## Exercise instructions
If a line of the data below holds the string "JSON", copy it.

(App and web page records)
= Beginning of Section =
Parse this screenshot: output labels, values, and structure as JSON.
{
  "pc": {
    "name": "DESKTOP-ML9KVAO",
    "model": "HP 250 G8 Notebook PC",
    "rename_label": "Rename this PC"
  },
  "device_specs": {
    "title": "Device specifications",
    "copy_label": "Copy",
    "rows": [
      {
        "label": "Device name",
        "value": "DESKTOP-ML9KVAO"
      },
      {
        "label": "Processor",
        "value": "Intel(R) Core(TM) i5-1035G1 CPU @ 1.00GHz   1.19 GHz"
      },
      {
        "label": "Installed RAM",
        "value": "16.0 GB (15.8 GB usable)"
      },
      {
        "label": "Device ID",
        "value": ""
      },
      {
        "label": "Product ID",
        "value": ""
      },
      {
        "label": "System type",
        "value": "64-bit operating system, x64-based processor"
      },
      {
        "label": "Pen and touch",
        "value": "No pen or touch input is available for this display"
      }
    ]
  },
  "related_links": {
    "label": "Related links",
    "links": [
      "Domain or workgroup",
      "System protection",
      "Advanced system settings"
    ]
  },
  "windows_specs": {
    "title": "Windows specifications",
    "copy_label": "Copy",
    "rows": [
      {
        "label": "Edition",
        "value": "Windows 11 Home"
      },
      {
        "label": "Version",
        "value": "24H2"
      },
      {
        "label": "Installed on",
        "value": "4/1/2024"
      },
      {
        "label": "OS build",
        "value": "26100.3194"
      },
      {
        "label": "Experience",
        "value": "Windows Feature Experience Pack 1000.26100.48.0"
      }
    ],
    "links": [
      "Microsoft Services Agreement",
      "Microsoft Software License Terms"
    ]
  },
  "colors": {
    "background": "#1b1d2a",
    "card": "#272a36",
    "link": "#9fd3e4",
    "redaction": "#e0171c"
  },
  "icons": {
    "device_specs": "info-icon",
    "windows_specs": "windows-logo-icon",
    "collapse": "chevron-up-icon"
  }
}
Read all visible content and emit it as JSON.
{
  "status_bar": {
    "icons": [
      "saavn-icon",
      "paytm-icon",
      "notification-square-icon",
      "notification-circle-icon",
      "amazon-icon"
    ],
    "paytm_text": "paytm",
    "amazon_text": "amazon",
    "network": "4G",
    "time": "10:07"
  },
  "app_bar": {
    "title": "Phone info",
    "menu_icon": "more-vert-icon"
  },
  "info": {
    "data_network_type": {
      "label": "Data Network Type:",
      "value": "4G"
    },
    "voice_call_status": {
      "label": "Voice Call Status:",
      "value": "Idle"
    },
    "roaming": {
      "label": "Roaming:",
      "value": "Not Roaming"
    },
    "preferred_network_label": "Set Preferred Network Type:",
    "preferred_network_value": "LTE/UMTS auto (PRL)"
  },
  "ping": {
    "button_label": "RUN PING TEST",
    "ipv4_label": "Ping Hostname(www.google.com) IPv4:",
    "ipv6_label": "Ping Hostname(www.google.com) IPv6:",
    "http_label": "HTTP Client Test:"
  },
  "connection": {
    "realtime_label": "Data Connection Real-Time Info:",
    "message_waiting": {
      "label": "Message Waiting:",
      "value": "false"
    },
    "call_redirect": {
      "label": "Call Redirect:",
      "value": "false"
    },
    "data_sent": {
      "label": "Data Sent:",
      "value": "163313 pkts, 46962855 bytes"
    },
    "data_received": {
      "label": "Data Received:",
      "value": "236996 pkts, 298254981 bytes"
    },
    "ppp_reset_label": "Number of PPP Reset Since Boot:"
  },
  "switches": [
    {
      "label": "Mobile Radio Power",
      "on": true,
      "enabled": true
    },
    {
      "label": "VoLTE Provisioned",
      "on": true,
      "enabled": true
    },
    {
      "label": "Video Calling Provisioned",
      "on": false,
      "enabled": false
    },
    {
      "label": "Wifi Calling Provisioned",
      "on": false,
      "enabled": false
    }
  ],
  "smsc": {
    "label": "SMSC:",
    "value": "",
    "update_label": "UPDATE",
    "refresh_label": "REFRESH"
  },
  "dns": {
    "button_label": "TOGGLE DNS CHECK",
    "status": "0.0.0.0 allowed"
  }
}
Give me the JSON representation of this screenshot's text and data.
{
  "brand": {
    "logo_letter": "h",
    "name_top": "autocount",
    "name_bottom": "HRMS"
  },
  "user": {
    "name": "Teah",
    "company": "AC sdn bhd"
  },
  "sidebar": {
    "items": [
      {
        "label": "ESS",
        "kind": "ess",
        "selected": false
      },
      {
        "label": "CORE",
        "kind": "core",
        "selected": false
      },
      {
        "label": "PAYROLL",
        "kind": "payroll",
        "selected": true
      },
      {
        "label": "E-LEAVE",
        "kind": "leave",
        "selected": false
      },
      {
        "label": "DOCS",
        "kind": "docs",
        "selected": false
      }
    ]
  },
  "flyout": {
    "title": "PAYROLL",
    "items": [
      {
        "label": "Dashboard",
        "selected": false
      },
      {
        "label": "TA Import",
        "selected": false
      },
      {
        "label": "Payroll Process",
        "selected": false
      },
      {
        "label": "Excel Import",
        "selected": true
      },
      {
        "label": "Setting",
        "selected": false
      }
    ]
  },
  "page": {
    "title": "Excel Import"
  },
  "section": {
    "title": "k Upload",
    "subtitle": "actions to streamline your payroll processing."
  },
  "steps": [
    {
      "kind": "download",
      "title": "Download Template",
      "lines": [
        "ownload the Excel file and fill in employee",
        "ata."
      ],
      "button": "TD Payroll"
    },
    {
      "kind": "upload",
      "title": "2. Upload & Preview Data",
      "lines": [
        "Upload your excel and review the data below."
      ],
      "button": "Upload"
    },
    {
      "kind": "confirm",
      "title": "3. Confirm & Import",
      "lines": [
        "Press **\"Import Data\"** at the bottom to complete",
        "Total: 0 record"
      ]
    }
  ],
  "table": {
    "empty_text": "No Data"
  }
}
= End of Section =
## Solution
Parse this screenshot: output labels, values, and structure as JSON.
Read all visible content and emit it as JSON.
Give me the JSON representation of this screenshot's text and data.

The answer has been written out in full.